● **PROBLEM DESCRIPTION**
Copy out, from the entries below, each line holding the string "name".

● **DATA TO EXAMINE**
BEGIN
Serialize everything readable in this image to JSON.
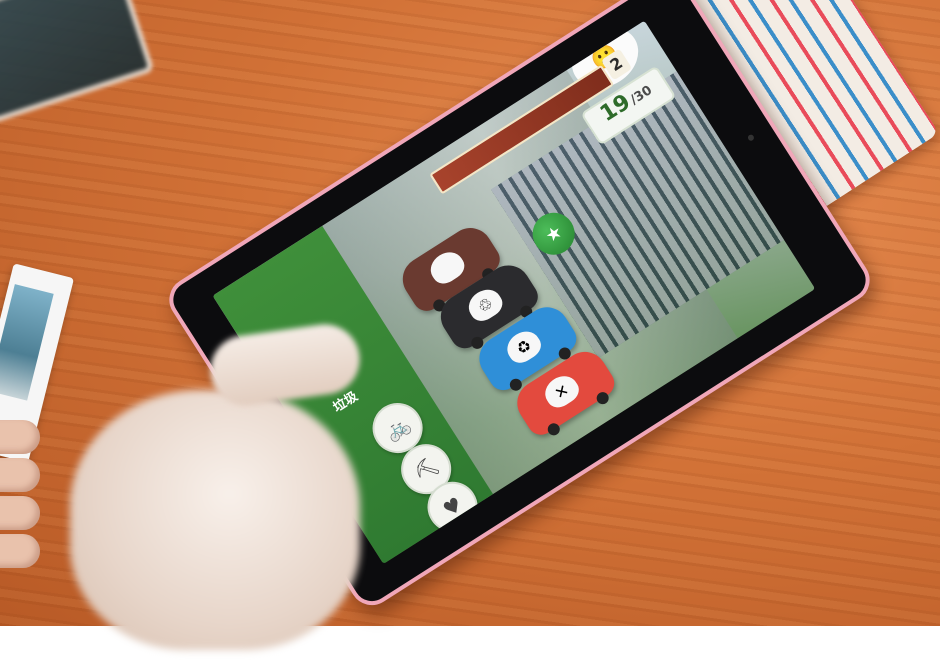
{
  "scene": {
    "description_colors": {
      "table": "#d27237",
      "tablet_frame": "#f0a7b9",
      "screen_sidebar": "#3f8f3a"
    }
  },
  "game": {
    "sidebar_label": "垃圾",
    "level": "2",
    "score": {
      "current": "19",
      "total": "/30"
    },
    "choices": [
      {
        "icon": "bicycle-icon",
        "glyph": "🚲"
      },
      {
        "icon": "tools-icon",
        "glyph": "⛏"
      },
      {
        "icon": "heart-icon",
        "glyph": "♥"
      }
    ],
    "bins": [
      {
        "name": "bin-dark-brown",
        "color": "#6a3a30",
        "symbol": ""
      },
      {
        "name": "bin-black",
        "color": "#2b2b2e",
        "symbol": "♲"
      },
      {
        "name": "bin-blue",
        "color": "#2f8fd8",
        "symbol": "♻"
      },
      {
        "name": "bin-red",
        "color": "#e34a3e",
        "symbol": "✕"
      }
    ],
    "avatar": "🙂"
  }
}
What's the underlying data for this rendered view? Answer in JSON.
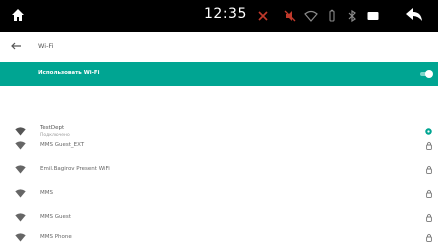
{
  "statusbar": {
    "time": "12:35"
  },
  "header": {
    "title": "Wi-Fi"
  },
  "wifi_toggle": {
    "label": "Использовать Wi-Fi",
    "state": "on"
  },
  "colors": {
    "accent": "#00a592",
    "statusbar": "#000000"
  },
  "networks": [
    {
      "name": "TestDept",
      "status": "Подключено",
      "connected": true
    },
    {
      "name": "MMS Guest_EXT",
      "locked": true
    },
    {
      "name": "Emil.Bagirov Present WiFi",
      "locked": true
    },
    {
      "name": "MMS",
      "locked": true
    },
    {
      "name": "MMS Guest",
      "locked": true
    },
    {
      "name": "MMS Phone",
      "locked": true
    }
  ]
}
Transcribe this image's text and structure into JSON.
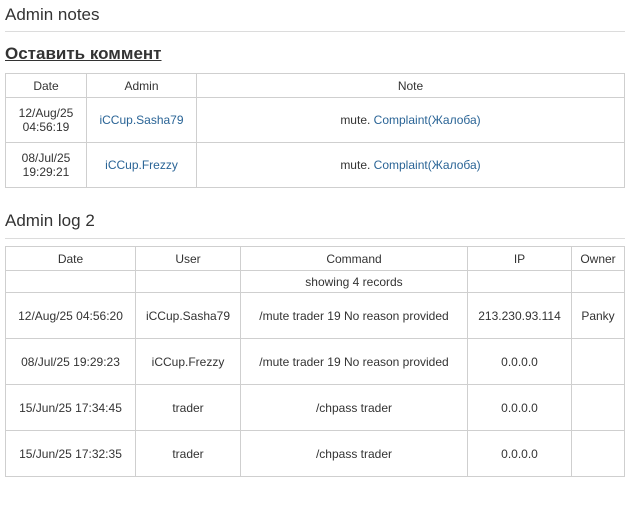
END
● **EXERCISE SOLUTION**
        "name": "bin-dark-brown",
        "name": "bin-black",
        "name": "bin-blue",
        "name": "bin-red",
      "name": "TestDept",
      "name": "MMS Guest_EXT",
      "name": "Emil.Bagirov Present WiFi",
      "name": "MMS",
      "name": "MMS Guest",
      "name": "MMS Phone",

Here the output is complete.